Every photo you take is brimming with metadata such as iPhone model, date and time, shooting modes, focal length, shutter speed, flash use, and geolocation information. Share these pictures with friends, family, or acquaintances via texts, emails, or another direct share method, and you unwittingly share your location data. Even sharing via apps and social media sites can compromise your privacy.
This metadata is referred to as EXIF data and includes a lot of identifying information, the most important of which is geotagged coordinates. Share a photo with this geocoded info to people you know or even online to masses of strangers, and someone can use the data to find out where you live, work, or frequent.
EXIF data is actually something professional photographers always want to be included in images — even on social media sites — since it helps protect copyright. For the rest of us, it's probably a much better option to either strip or change the location data or block that metadata from being recorded in the first place, to prevent anyone from learning your whereabouts. And we can help you out with that.
By default, your iPhone uses its GPS system to identify an exact or approximate location for your device, then embeds that information into any photos you take. The geotags embedded in your images makes it easy to find and organize your photos on your iPhone or computer, and it also helps you tag location details on social media sites when you do want people to know where you're at.
However, those benefits can be problematic if your photos get into the wrong hands. Let's say you meet someone on a dating app and share a few pictures through text messages. Although this may seem innocent enough, the photos you share could send them your location. If the photos were taken at your home, the recipient could use software to narrow down where you live. Below, you can see how I saved a photo that was sent to me, then viewed the location of where it was taken.

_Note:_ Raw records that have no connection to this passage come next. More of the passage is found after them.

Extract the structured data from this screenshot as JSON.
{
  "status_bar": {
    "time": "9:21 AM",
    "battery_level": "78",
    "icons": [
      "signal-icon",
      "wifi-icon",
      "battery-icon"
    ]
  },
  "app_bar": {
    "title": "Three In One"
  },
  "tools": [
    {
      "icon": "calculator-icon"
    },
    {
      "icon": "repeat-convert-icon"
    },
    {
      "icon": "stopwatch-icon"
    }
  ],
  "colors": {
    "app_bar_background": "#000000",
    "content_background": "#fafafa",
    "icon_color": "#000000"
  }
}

If you don't want any of your iPhone photos to come tagged with your location data, you can disable the "Location Services" setting for your Camera app or for third-party camera apps, such as Huji Cam, Halide Camera, Flickr, Camera+, and Focos. To do this, go to Settings –> Privacy –> Location Services. Next, tap on the camera app you want to change settings for, and tap on "Never" so that your photos (and videos) are not tagged with your location when taken.
Below, you can see a photo with the GPS data enabled (left) and another photo with the feature disabled (right). Instead of the location appearing at the top of the photo in the Photos app, it simply says the date and time when it was taken.

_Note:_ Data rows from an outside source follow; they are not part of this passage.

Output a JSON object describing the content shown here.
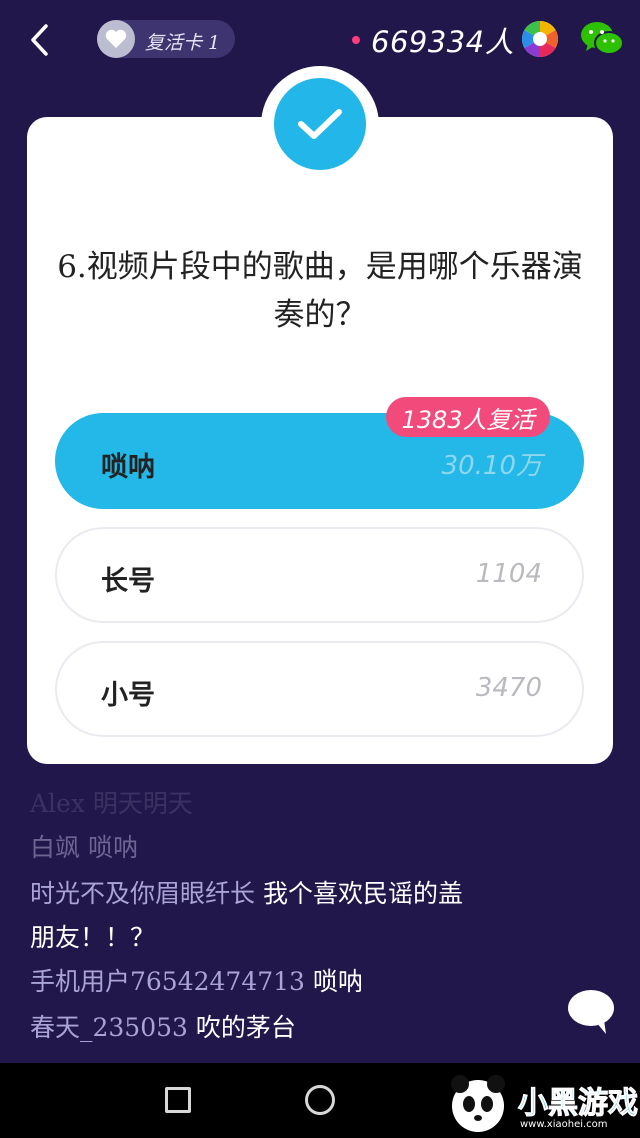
{
  "header": {
    "revive_card_label": "复活卡 1",
    "viewer_count": "669334人"
  },
  "question": {
    "text": "6.视频片段中的歌曲，是用哪个乐器演奏的？"
  },
  "options": [
    {
      "label": "唢呐",
      "count": "30.10万",
      "correct": true
    },
    {
      "label": "长号",
      "count": "1104",
      "correct": false
    },
    {
      "label": "小号",
      "count": "3470",
      "correct": false
    }
  ],
  "revive_badge": "1383人复活",
  "comments": [
    {
      "user": "Alex 明天明天",
      "text": ""
    },
    {
      "user": "白飒 唢呐",
      "text": ""
    },
    {
      "user": "时光不及你眉眼纤长",
      "text": " 我个喜欢民谣的盖"
    },
    {
      "user": "",
      "text": "朋友！！？"
    },
    {
      "user": "手机用户76542474713",
      "text": " 唢呐"
    },
    {
      "user": "春天_235053",
      "text": " 吹的茅台"
    }
  ],
  "watermark": {
    "text": "小黑游戏",
    "url": "www.xiaohei.com"
  },
  "colors": {
    "background": "#22174a",
    "accent": "#23b8e7",
    "badge": "#f24a7a"
  }
}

If you don't want to disable GPS access for your camera app but still want a way to remove location metadata from a photo on a case-by-case basis, simply take a screenshot of it. Not only does this remove the location, but it also changes the date and time to whenever you take the screenshot.
For example, below is a picture I took in Berlin back in October, being viewed in the Photos app. At the top of the photo is the location, and when I swipe up on the picture, I can see the photo on a map for a more precise look at where it was taken.
If I screenshot the original picture, the location, date, and time are wiped. If I swipe up on the image in Photos, the map no longer appears, instead showing only related photos. However, there are a few downsides to this process:
- You'll have to crop the image back to its original aspect.
- You'll lose quality, so the resolution and dimensions will not be the same.
- Screenshots of live photos will not retain live photo capabilities.
- The image might be a different file type, so if you wanted HEIC, it may be turned into a JPG or PNG.
Koredoko, a free iOS application from Norio Kawabata, lets you view the EXIF data of any photo, including the location. If you don't want to lose resolution (like with a screenshot), you can remove the location of a photo using this app.
- App Store Link: Koredoko - Exif and GPS Viewer (free)
Open Koredoko, tap on the three-dash menu in the bottom left, and find the picture you want to remove the location of. Select the photo, and it will appear on a map, showing you where it was taken. Tap on its information (i) button, hit the share button in the top right, and select "Share without Metadata." You can then save the photo or share it with another app with no location embedded.
If removing the location from a photo is not enough for you, you can use Koredoko to change the location of where the photo was taken to anywhere in the world. To change the location, hold down on the photo and drag it to any new location.
Once you let go of the photo, tap "OK" when it asks if you want to change the location. As you can see, my original photo was taken in Los Angeles, California, and I moved it to Rocky View No. 44, a municipal district in southern Alberta, Canada. Swipe up on the picture in your Photos app, and it will show up in the location that you changed it to.
The previous methods are all geared towards protecting your privacy when you share images through text messages, emails, or a similar platform, but what happens when you upload to image-hosting websites or social media applications?
Whenever you upload a photo to Facebook, Twitter, Instagram, Snapchat, Messenger, WhatsApp, eBay, Imgur, and Craigslist, the metadata is erased when it's eventually posted. These sites will use this information to help you with site features such as tagging your location, but when it begins the conversion and is uploaded to the site, the data is erased.
Services you need to be more careful with include Google+, Dropbox, Flickr, Lightroom, Google Photos, and Tumblr. These sites are examples where all the metadata is left intact, so other users can either see location data for the image directly on the service or using an EXIF-viewing app when downloaded.
This article was produced during Gadget Hacks' special coverage on smartphone privacy and security. Check out the whole Privacy and Security series.
Start your career in Graphic Design with the Gadget Hacks Beginners’s Guide to Photoshop Course